A. Example: Using smapd with MeTA1

In this appendix we will show how to use the ‘mysql’ module (see section mysql module) to configure local user and alias maps for MeTA1. For this purpose, we will assume that the actual data is stored in two tables in a MySQL database. The two maps will be served by two separate databases, each of which uses a separate configuration file.

To reduce the number of connections to the MySQL server, the MySQL database will be opened at the module level and shared between the two smap databases. Thus, the module initialization in ‘smapd.conf’ looks like:

module mysql mysql config-group=smap

The ‘config-group’ parameter refers to a group name in the default ‘/etc/my.cnf’ file that contains information about the MySQL database and credentials for accessing it. The following is a sample snippet from ‘/etc/my.cnf’:

database   = Mail
user       = smap
password   = guessme
socket     = /tmp/mysql.sock

A.1 Configure local_user_map.

Let's configure ‘local_user_map’ first. User data will be stored in the table ‘userdb’, which has the following structure:

  user varchar(32) NOT NULL default '',
  mailbox text
  PRIMARY KEY (user)

The smap database is defined as follows:

database userdb mysql \
    query="SELECT user FROM userdb WHERE user='$key'"

The ‘defaultdb’ parameter tells it to use the default SQL database opened in the module initialization instruction. The ‘query’ parameter supplies the SQL query to run (the ‘${key}’ variable will be expanded to the value of the actual lookup key, prior to executing the query). Finally, ‘positive-reply’ defines the reply to give if the query returns some tuples.

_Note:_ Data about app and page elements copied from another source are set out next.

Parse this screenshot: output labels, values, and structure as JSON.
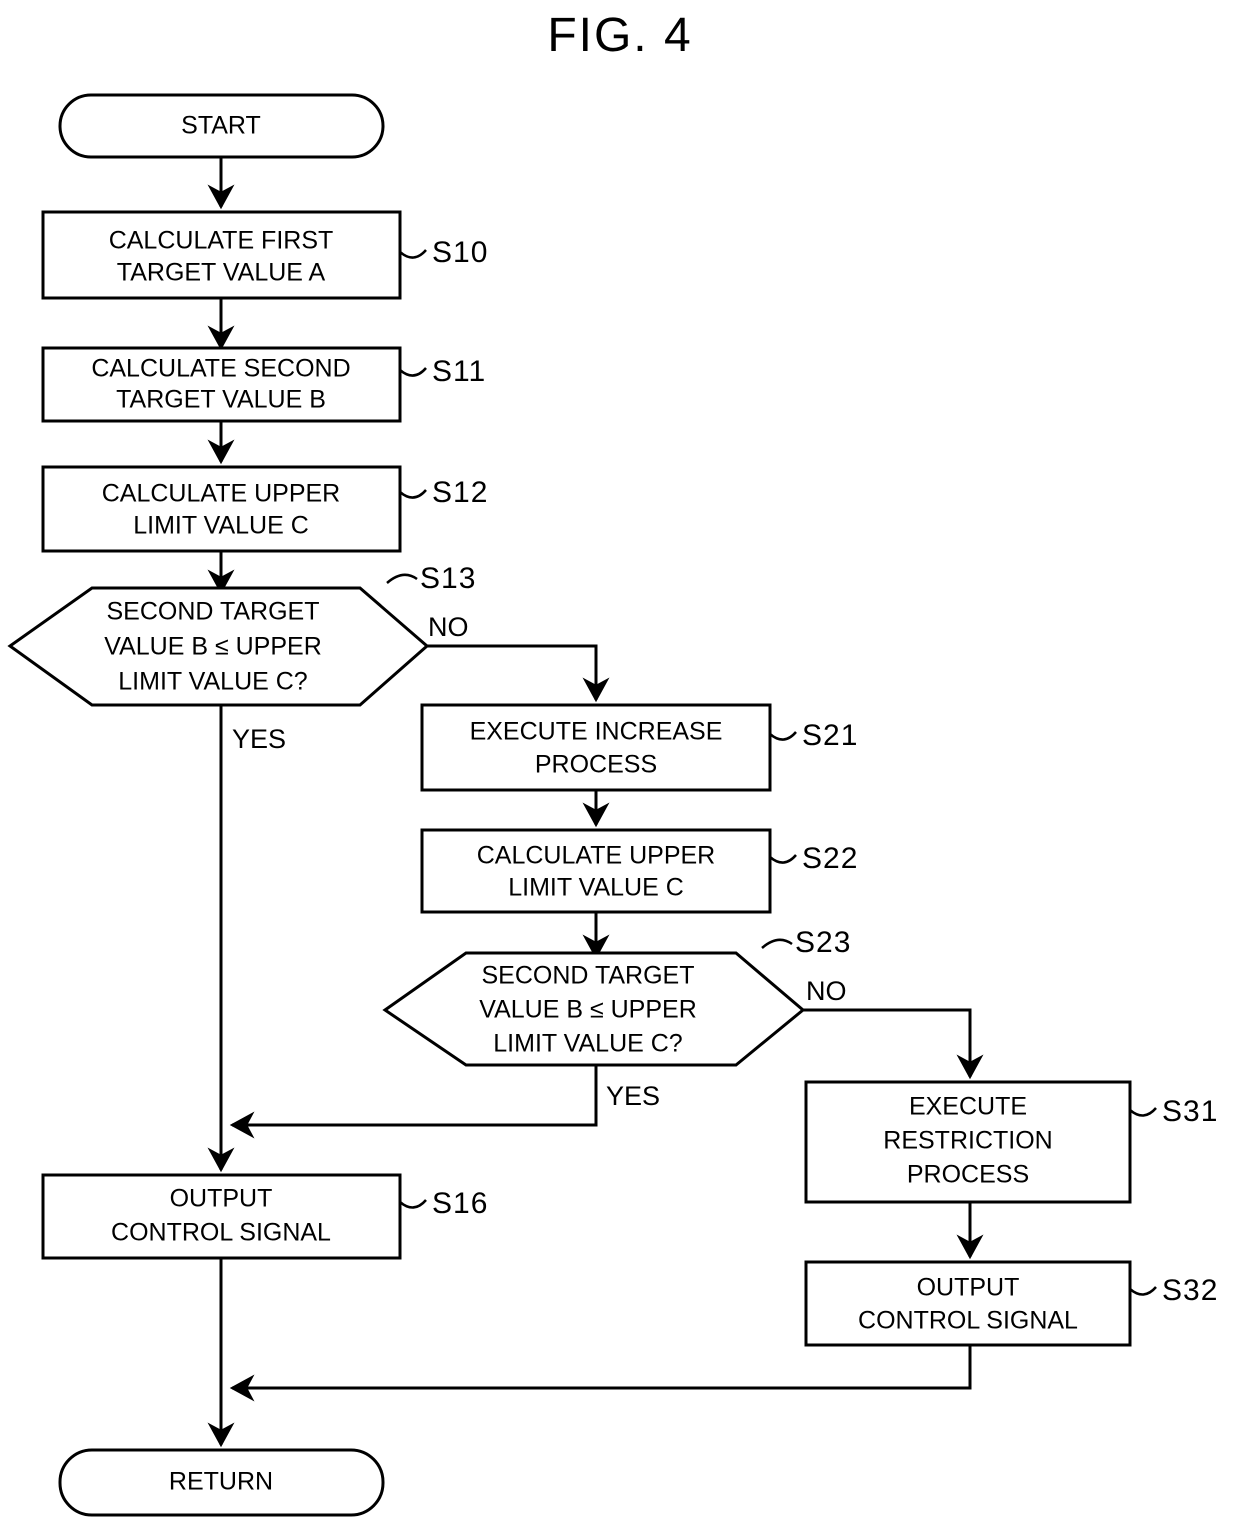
{
  "figure": {
    "title": "FIG. 4",
    "type": "flowchart"
  },
  "nodes": {
    "start": {
      "label": "START",
      "shape": "terminator"
    },
    "s10": {
      "label_line1": "CALCULATE FIRST",
      "label_line2": "TARGET VALUE A",
      "tag": "S10",
      "shape": "process"
    },
    "s11": {
      "label_line1": "CALCULATE SECOND",
      "label_line2": "TARGET VALUE B",
      "tag": "S11",
      "shape": "process"
    },
    "s12": {
      "label_line1": "CALCULATE UPPER",
      "label_line2": "LIMIT VALUE C",
      "tag": "S12",
      "shape": "process"
    },
    "s13": {
      "label_line1": "SECOND TARGET",
      "label_line2": "VALUE B ≤ UPPER",
      "label_line3": "LIMIT VALUE C?",
      "tag": "S13",
      "shape": "decision",
      "yes_label": "YES",
      "no_label": "NO"
    },
    "s21": {
      "label_line1": "EXECUTE INCREASE",
      "label_line2": "PROCESS",
      "tag": "S21",
      "shape": "process"
    },
    "s22": {
      "label_line1": "CALCULATE UPPER",
      "label_line2": "LIMIT VALUE C",
      "tag": "S22",
      "shape": "process"
    },
    "s23": {
      "label_line1": "SECOND TARGET",
      "label_line2": "VALUE B ≤ UPPER",
      "label_line3": "LIMIT VALUE C?",
      "tag": "S23",
      "shape": "decision",
      "yes_label": "YES",
      "no_label": "NO"
    },
    "s31": {
      "label_line1": "EXECUTE",
      "label_line2": "RESTRICTION",
      "label_line3": "PROCESS",
      "tag": "S31",
      "shape": "process"
    },
    "s32": {
      "label_line1": "OUTPUT",
      "label_line2": "CONTROL SIGNAL",
      "tag": "S32",
      "shape": "process"
    },
    "s16": {
      "label_line1": "OUTPUT",
      "label_line2": "CONTROL SIGNAL",
      "tag": "S16",
      "shape": "process"
    },
    "return": {
      "label": "RETURN",
      "shape": "terminator"
    }
  },
  "colors": {
    "stroke": "#000000",
    "fill": "#ffffff",
    "text": "#000000"
  }
}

The database only verifies whether the user is present or not, so no additional result is supplied in the reply.

A.2 Configure aliases

We are going to store aliases in the table ‘aliases’ which has the following structure:

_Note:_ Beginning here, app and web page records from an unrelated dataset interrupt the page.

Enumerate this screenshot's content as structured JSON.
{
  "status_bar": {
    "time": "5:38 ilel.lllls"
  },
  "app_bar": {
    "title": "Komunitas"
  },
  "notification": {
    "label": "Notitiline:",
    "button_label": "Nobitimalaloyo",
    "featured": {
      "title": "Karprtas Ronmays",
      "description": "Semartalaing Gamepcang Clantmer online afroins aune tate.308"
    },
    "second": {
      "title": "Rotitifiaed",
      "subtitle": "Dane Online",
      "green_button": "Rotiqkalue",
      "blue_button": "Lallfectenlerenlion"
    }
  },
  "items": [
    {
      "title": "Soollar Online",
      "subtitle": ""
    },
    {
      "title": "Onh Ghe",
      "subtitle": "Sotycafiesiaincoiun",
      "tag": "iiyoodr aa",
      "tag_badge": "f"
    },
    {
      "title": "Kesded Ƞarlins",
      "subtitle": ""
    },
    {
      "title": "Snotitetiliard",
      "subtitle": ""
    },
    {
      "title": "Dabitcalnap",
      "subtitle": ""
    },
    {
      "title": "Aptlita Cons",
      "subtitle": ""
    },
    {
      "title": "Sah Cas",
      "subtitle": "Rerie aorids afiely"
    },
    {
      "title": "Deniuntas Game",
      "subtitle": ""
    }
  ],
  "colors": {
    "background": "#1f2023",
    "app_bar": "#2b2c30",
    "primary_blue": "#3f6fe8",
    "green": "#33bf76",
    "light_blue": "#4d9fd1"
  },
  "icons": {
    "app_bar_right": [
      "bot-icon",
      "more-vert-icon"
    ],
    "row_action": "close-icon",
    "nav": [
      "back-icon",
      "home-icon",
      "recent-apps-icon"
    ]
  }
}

  user varchar(32) NOT NULL default '',
  alias text
  PRIMARY KEY (user)

It will be served by ‘alias’ database, defined as follows:

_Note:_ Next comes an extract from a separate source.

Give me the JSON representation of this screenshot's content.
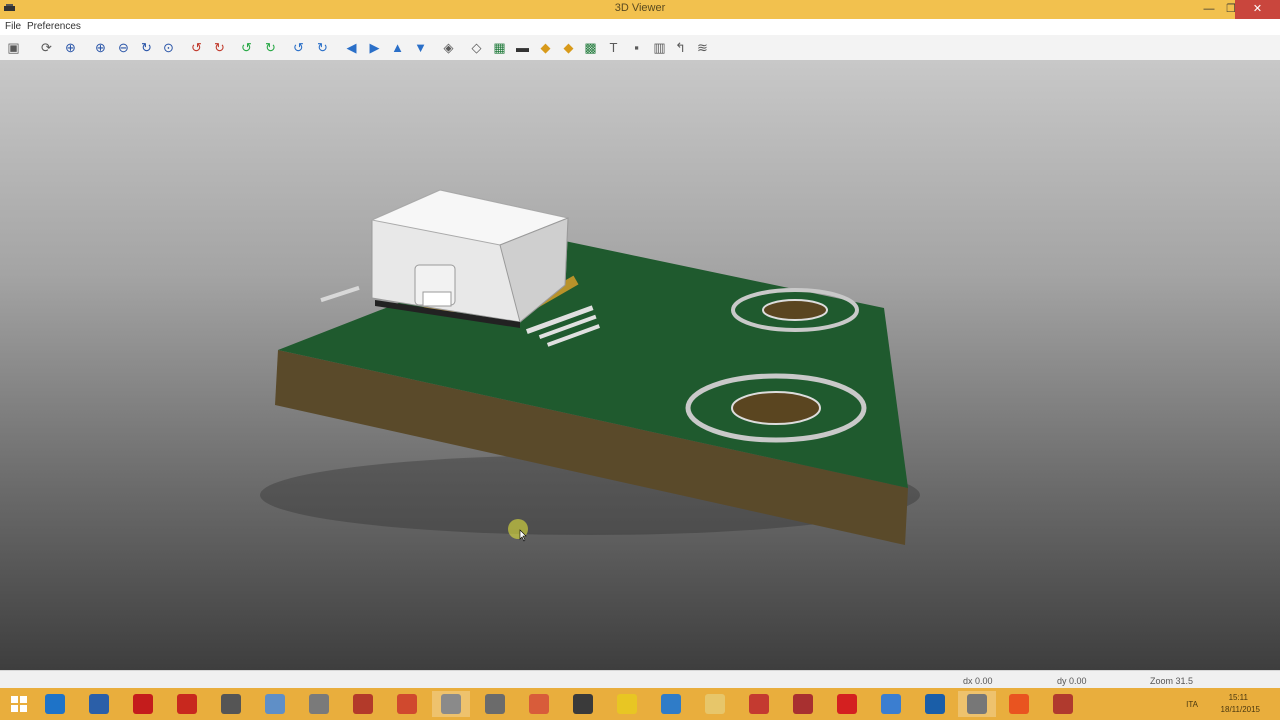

database alias mysql \
    defaultdb \
    query="SELECT alias FROM aliases WHERE user='$key'" \
    positive-reply="OK $alias"

It differs from the ‘userdb’ database only in that it returns a result section with its positive reply.

A.3 Dispatch Rules

The following rules dispatch queries based on their map names to the two databases:

dispatch map alias database aliasdb
dispatch map userdb database userdb

A.4 MeTA1 configuration

Finally we need to inform MeTA1 about new maps. This is done in the file ‘/etc/meta1/meta1.conf’, section ‘smar’.

First, the ‘userdb’ map:

  map password { type = passwd; }
  map userdb {
        type = socket;
        path = "/var/spool/meta1/smap/userdb";
        mapname = userdb;
  map locusr {
        type = sequence;
        maps = { password, userdb };

  local_user_map {
       name = "locusr";
       flags = { localpart, local_domains };

As a result, MeTA1 will look up users in the system database first, and, if that fails, in the SQL database.

Next, the ‘aliasdb’ map:

  map lum {
        type = socket;
        path = "/var/spool/meta1/smap/userdb";
        mapname = aliases;
  map stdal { file = "aliases.db"; type = hash; }
  map aliasmap { type = sequence; maps = { lum, stdal }; }
  aliases {
        name = aliasmap;
        flags = { localpart, local_domains };

As for ‘userdb’, this map declaration also uses two different databases. First, it asks smapd to find the alias. If it returns a negative reply, the map falls back to the default ‘aliases.db’ database.